I began to worry at this point that I might have trouble getting back. After four hours I knew there was no chance I'd be able to go hiking as I'd hoped, but I wanted at the very least to find the campsite I'd planned to look into for my camping trip the next week; however, it was approaching 4 pm, and I was worried I wouldn't be able to find the campsite and still be able to get back down the mountain before dark. I didn't want to race down the curvy return road with cars bearing down on me in the dark, and besides, I was shy of late returns after my experience in Mitake nearly a year ago. But I thought it a shame to come so far through so much effort and still not know if I would be able to camp there (which was, of course, the reason underlying my decision to continue on Mitake...). I proceeded on.
The campground was only about 15 minutes on, in Shobu ga Hama, a beach area on the northwest part of the lake.

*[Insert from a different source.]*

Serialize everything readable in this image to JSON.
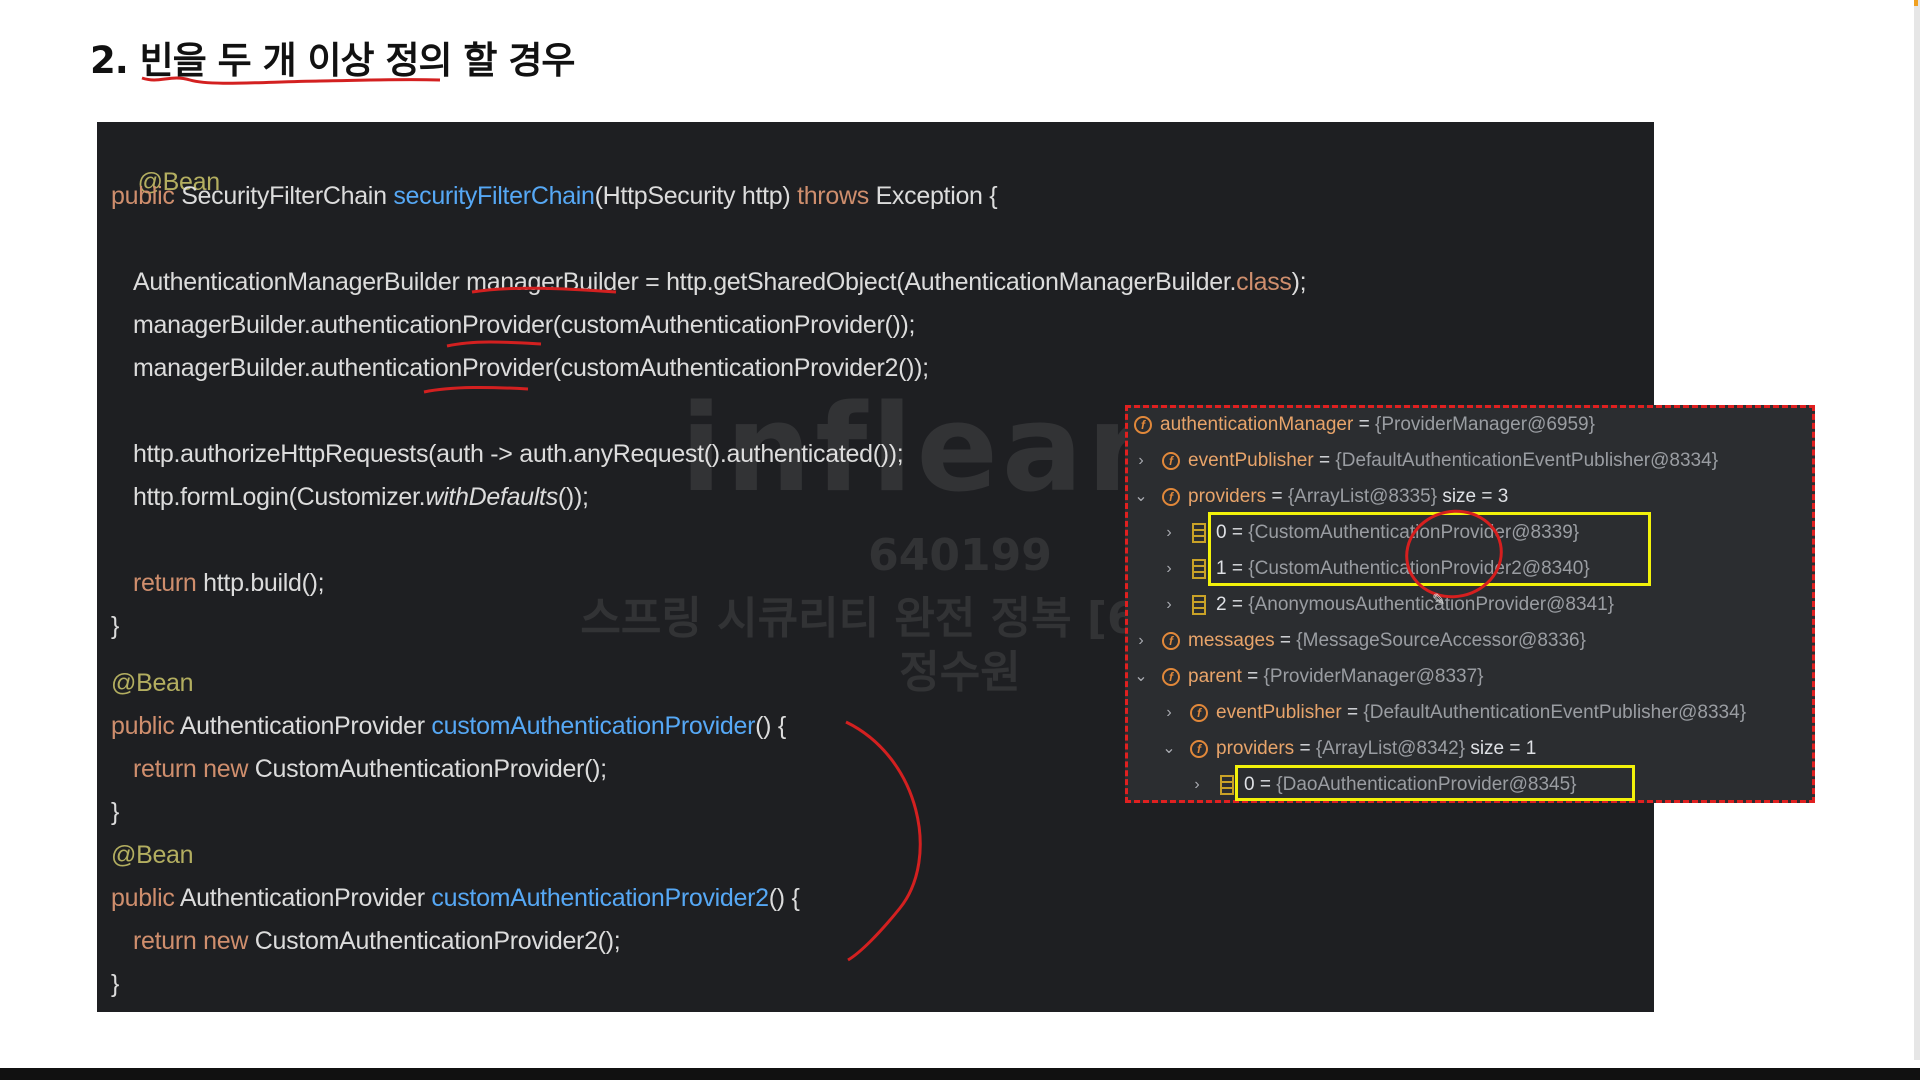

The attendant said there should be no problem the next week and I rode away eager to come back for a longer stay.
I started my decent almost immediately. I remembered reading somewhere to be careful of squeezing on the brakes as they would heat the rims to a point where it might burst the tube and cause a blowout. No doubt about it--after a minute of clenching the brake levers, the front rim was hot to the touch and might have heated the inner tubes to a dangerous temperature had I held on much longer. I ducked out of the way of passing tourist-carrying pollution-mobiles and let the rims cool, then continued. I did this several times, but still managed to get down to the last syllable in less than 30 minutes. I coasted almost the whole way to Nikko city, getting to the station just twenty minutes before the train I'd hoped to catch.
It truly was a great trip. I proved to myself I am capable of something (even if it takes four hours!). I also experienced the majesty of the mountains, something I have not tasted in nearly a year. Standing at a point half-way down the mountain, breathing and looking up at the green heads of the mountains, I remembered a half-forgotten and never fully understood feeling that there is a purpose to living, something so far from the inane life we city-dwellers lead without thinking. Something hidden not in huge mansions, safety-deposit boxes, or in the breast of another human being, but here, somehow here, high in the mountains.